PROBLEM
Where does the word "status" occur in the material? Copy each line that has it.

RECORDS TO USE
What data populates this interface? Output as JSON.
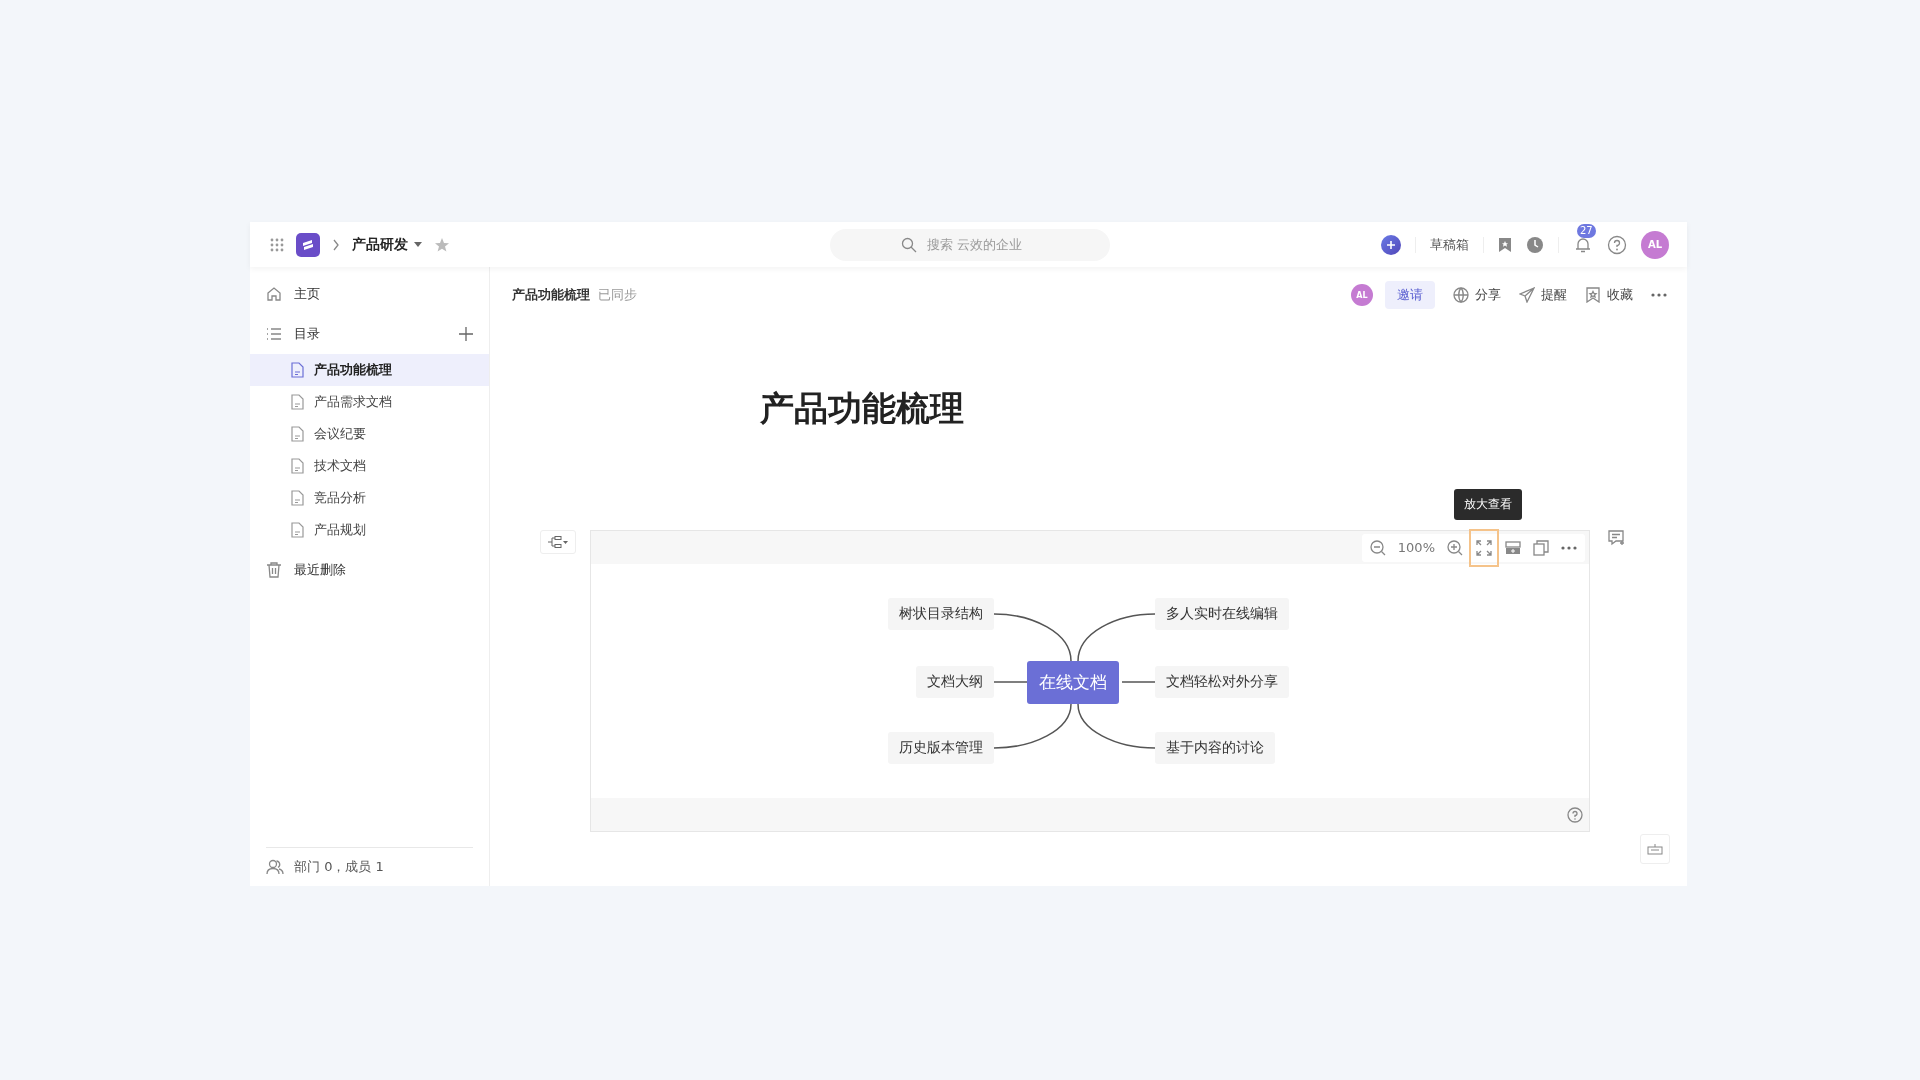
{
  "topbar": {
    "space": "产品研发",
    "search": {
      "placeholder": "搜索 云效的企业"
    },
    "drafts": "草稿箱",
    "notifications": "27",
    "avatar": "AL"
  },
  "sidebar": {
    "home": "主页",
    "catalog": "目录",
    "items": [
      {
        "label": "产品功能梳理",
        "selected": true
      },
      {
        "label": "产品需求文档",
        "selected": false
      },
      {
        "label": "会议纪要",
        "selected": false
      },
      {
        "label": "技术文档",
        "selected": false
      },
      {
        "label": "竞品分析",
        "selected": false
      },
      {
        "label": "产品规划",
        "selected": false
      }
    ],
    "trash": "最近删除",
    "footer": "部门 0，成员 1"
  },
  "doc_header": {
    "title": "产品功能梳理",
    "status": "已同步",
    "avatar": "AL",
    "invite": "邀请",
    "actions": [
      "分享",
      "提醒",
      "收藏"
    ]
  },
  "page_title": "产品功能梳理",
  "mindmap": {
    "zoom": "100%",
    "tooltip": "放大查看",
    "root": "在线文档",
    "left": [
      "树状目录结构",
      "文档大纲",
      "历史版本管理"
    ],
    "right": [
      "多人实时在线编辑",
      "文档轻松对外分享",
      "基于内容的讨论"
    ]
  }
}
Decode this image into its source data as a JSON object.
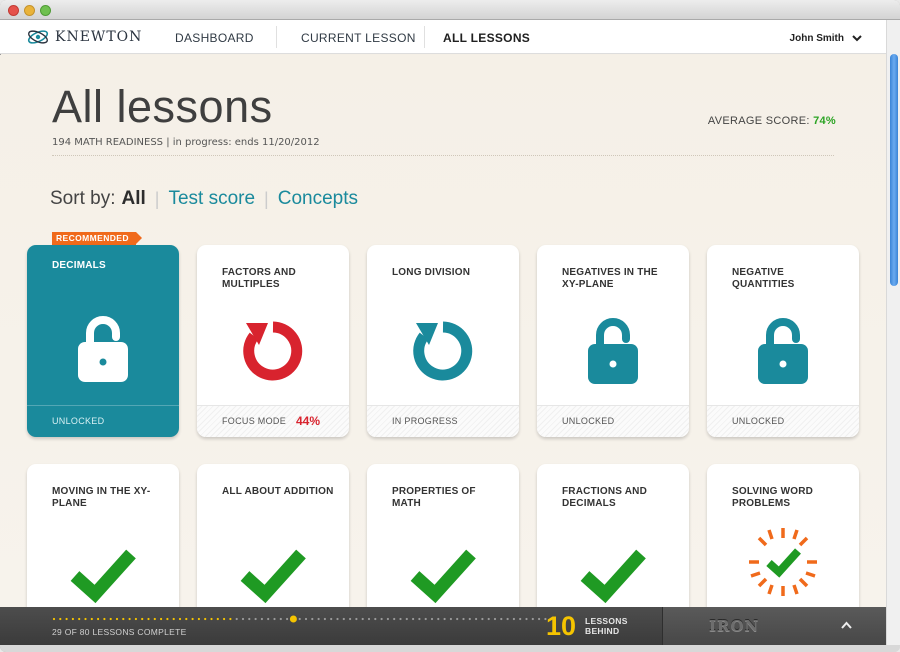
{
  "nav": {
    "brand": "KNEWTON",
    "links": [
      "DASHBOARD",
      "CURRENT LESSON",
      "ALL LESSONS"
    ],
    "active": "ALL LESSONS",
    "user": "John Smith"
  },
  "header": {
    "title": "All lessons",
    "subtitle": "194 MATH READINESS | in progress: ends 11/20/2012",
    "avg_label": "AVERAGE SCORE:",
    "avg_value": "74%"
  },
  "sort": {
    "label": "Sort by:",
    "options": [
      "All",
      "Test score",
      "Concepts"
    ],
    "selected": "All"
  },
  "lessons": [
    {
      "title": "DECIMALS",
      "status": "UNLOCKED",
      "icon": "unlock-icon",
      "recommended": "RECOMMENDED"
    },
    {
      "title": "FACTORS AND MULTIPLES",
      "status": "FOCUS MODE",
      "score": "44%",
      "icon": "refresh-icon-red"
    },
    {
      "title": "LONG DIVISION",
      "status": "IN PROGRESS",
      "icon": "refresh-icon-teal"
    },
    {
      "title": "NEGATIVES IN THE XY-PLANE",
      "status": "UNLOCKED",
      "icon": "unlock-icon"
    },
    {
      "title": "NEGATIVE QUANTITIES",
      "status": "UNLOCKED",
      "icon": "unlock-icon"
    },
    {
      "title": "MOVING IN THE XY-PLANE",
      "icon": "check-icon"
    },
    {
      "title": "ALL ABOUT ADDITION",
      "icon": "check-icon"
    },
    {
      "title": "PROPERTIES OF MATH",
      "icon": "check-icon"
    },
    {
      "title": "FRACTIONS AND DECIMALS",
      "icon": "check-icon"
    },
    {
      "title": "SOLVING WORD PROBLEMS",
      "icon": "check-burst-icon"
    }
  ],
  "progress": {
    "text": "29 OF 80 LESSONS COMPLETE",
    "completed": 29,
    "total": 80,
    "behind_count": "10",
    "behind_line1": "LESSONS",
    "behind_line2": "BEHIND",
    "rank": "IRON"
  },
  "colors": {
    "teal": "#1a8a9c",
    "red": "#d8232e",
    "green": "#1f9a23",
    "orange": "#f06a1b",
    "gold": "#f5c400"
  }
}
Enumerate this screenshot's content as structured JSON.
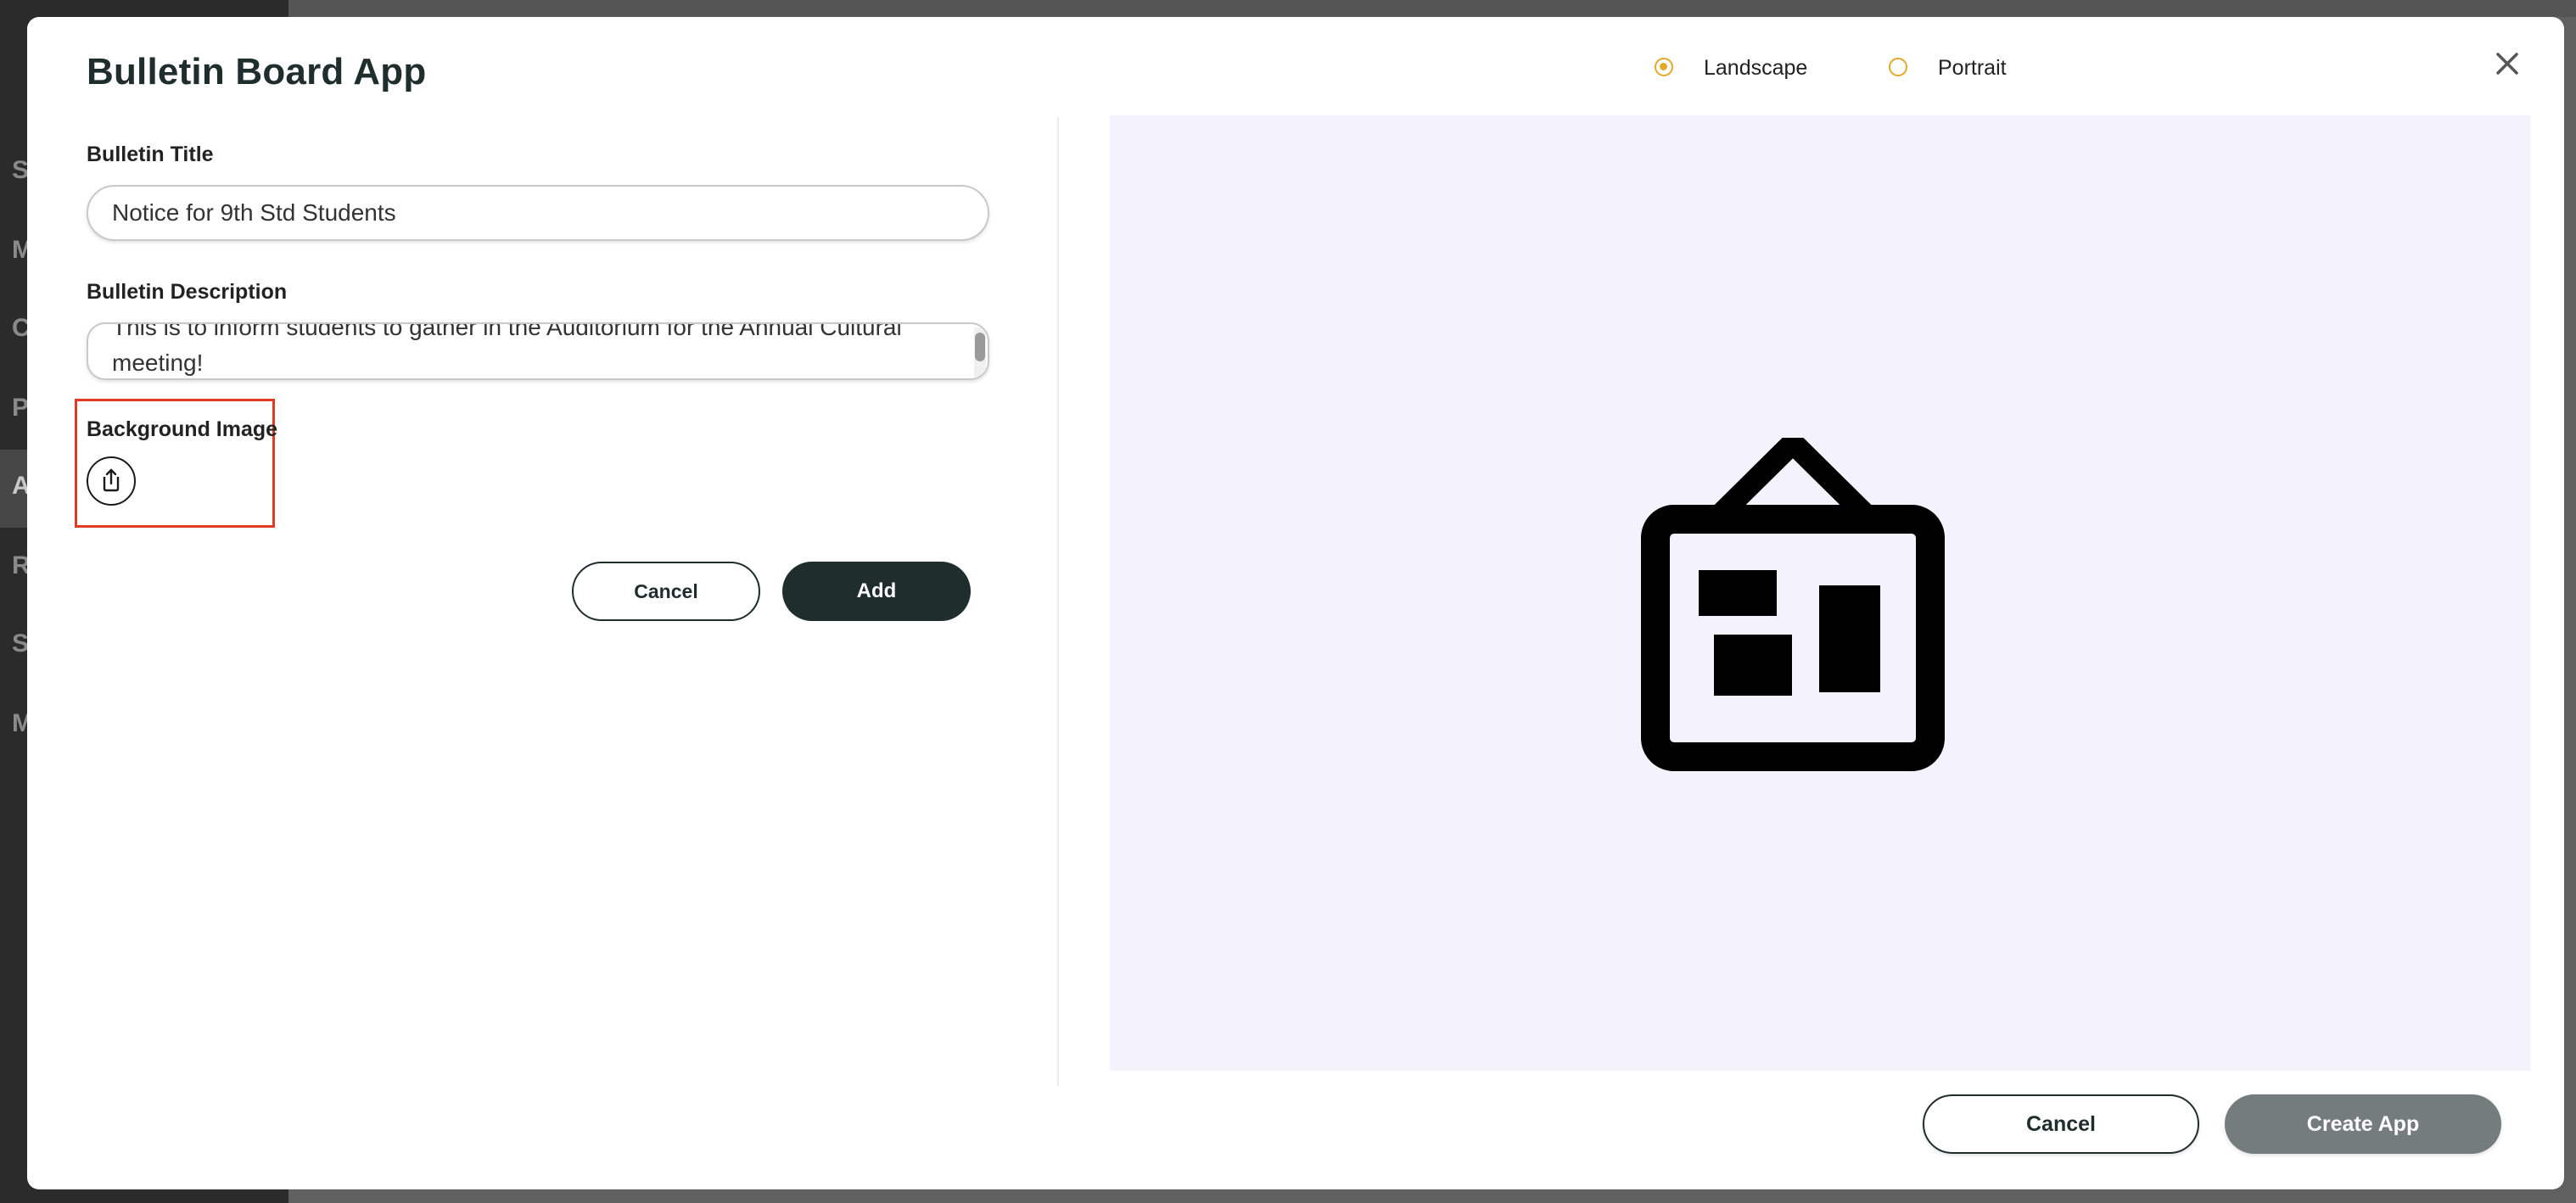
{
  "background": {
    "sidebar_letters": [
      "S",
      "M",
      "C",
      "P",
      "A",
      "R",
      "S",
      "M"
    ]
  },
  "modal": {
    "title": "Bulletin Board App",
    "close_icon": "close-icon",
    "orientation": {
      "options": [
        {
          "label": "Landscape",
          "checked": true
        },
        {
          "label": "Portrait",
          "checked": false
        }
      ],
      "accent_color": "#e3a928"
    },
    "form": {
      "title_label": "Bulletin Title",
      "title_value": "Notice for 9th Std Students",
      "description_label": "Bulletin Description",
      "description_value": "This is to inform students to gather in the Auditorium for the Annual Cultural meeting!",
      "background_image_label": "Background Image",
      "upload_icon": "upload-icon",
      "cancel_label": "Cancel",
      "add_label": "Add"
    },
    "preview": {
      "background_color": "#f4f2fc",
      "icon": "bulletin-board-icon"
    },
    "footer": {
      "cancel_label": "Cancel",
      "create_label": "Create App"
    }
  },
  "colors": {
    "primary_dark": "#1f2d2d",
    "highlight_box": "#e03b24",
    "disabled_button": "#747c7c"
  }
}
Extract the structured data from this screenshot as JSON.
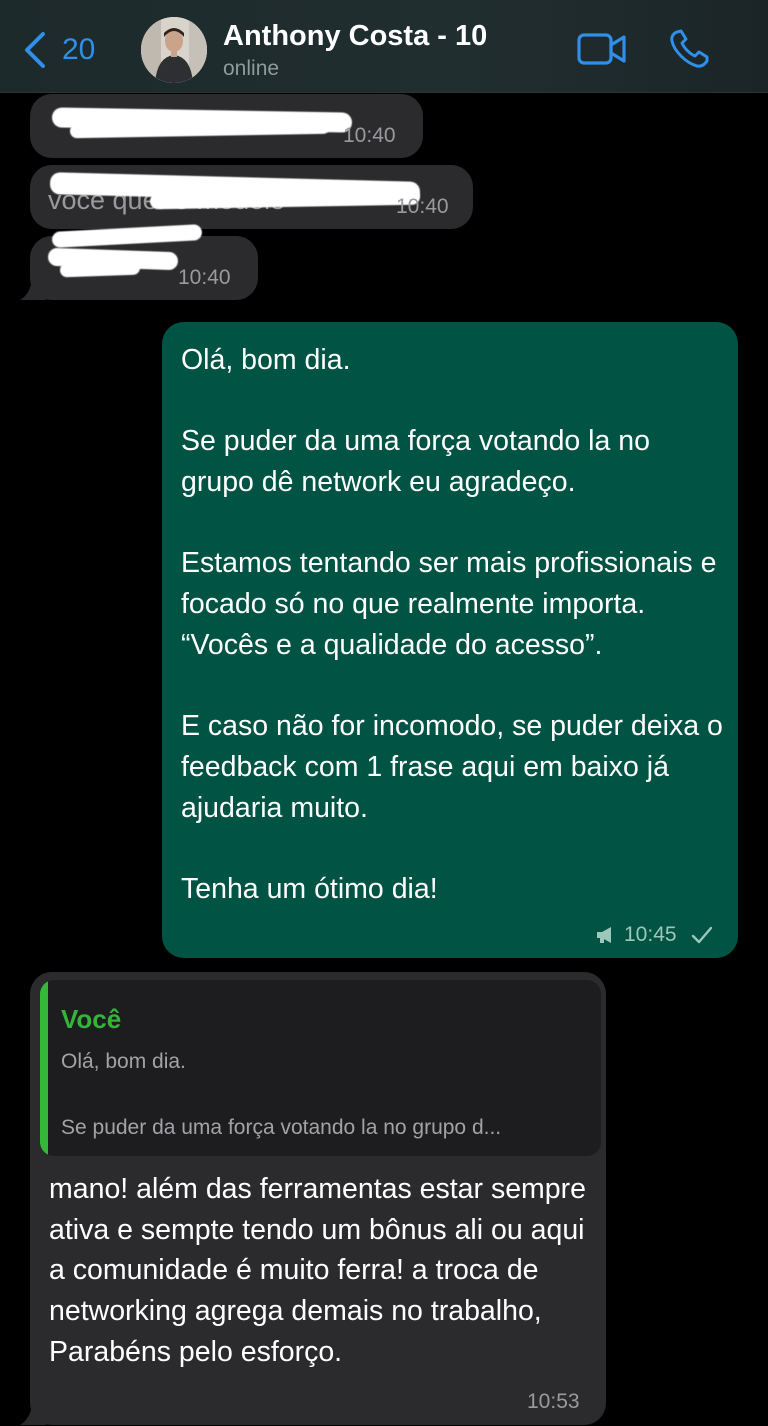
{
  "header": {
    "back_count": "20",
    "contact_name": "Anthony Costa - 10",
    "status": "online"
  },
  "messages": {
    "m1": {
      "time": "10:40"
    },
    "m2": {
      "visible_text": "você quer o modelo",
      "time": "10:40"
    },
    "m3": {
      "time": "10:40"
    },
    "outgoing": {
      "paragraphs": [
        "Olá, bom dia.",
        "Se puder da uma força votando la no grupo dê network eu agradeço.",
        "Estamos tentando ser mais profissionais e focado só no que realmente importa. “Vocês e a qualidade do acesso”.",
        "E caso não for incomodo, se puder deixa o feedback com 1 frase aqui em baixo já ajudaria muito.",
        "Tenha um ótimo dia!"
      ],
      "time": "10:45"
    },
    "reply": {
      "quote_sender": "Você",
      "quote_line1": "Olá, bom dia.",
      "quote_line2": "Se puder da uma força votando la no grupo d...",
      "text": "mano! além das ferramentas estar sempre ativa e sempte tendo um bônus ali ou aqui a comunidade é muito ferra! a troca de networking agrega demais no trabalho, Parabéns pelo esforço.",
      "time": "10:53"
    }
  },
  "colors": {
    "accent_blue": "#2f8fe9",
    "incoming_bubble": "#2b2b2d",
    "outgoing_bubble": "#015443",
    "quote_green": "#34b537"
  }
}
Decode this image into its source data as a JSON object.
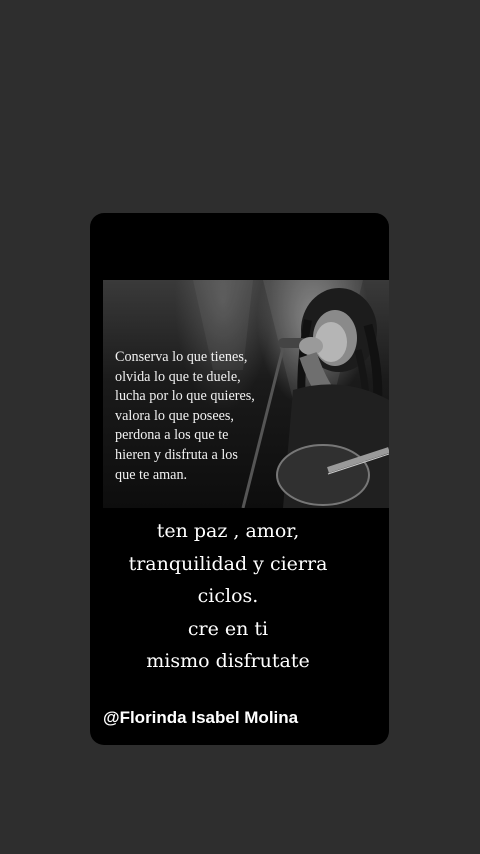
{
  "story": {
    "quote_lines": [
      "Conserva lo que tienes,",
      "olvida lo que te duele,",
      "lucha por lo que quieres,",
      "valora lo que posees,",
      "perdona a los que te",
      "hieren y disfruta a los",
      "que te aman."
    ],
    "caption_lines": [
      "ten paz , amor,",
      "tranquilidad y cierra",
      "ciclos.",
      "cre en ti",
      "mismo disfrutate"
    ],
    "handle": "@Florinda Isabel Molina"
  },
  "colors": {
    "background": "#2e2e2e",
    "card": "#000000",
    "text": "#ffffff"
  }
}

REPLY TO THE EXERCISE
    "status": "已同步",
      "status": "UNLOCKED",
      "status": "FOCUS MODE",
      "status": "IN PROGRESS",
      "status": "UNLOCKED",
      "status": "UNLOCKED",
    "status": "online"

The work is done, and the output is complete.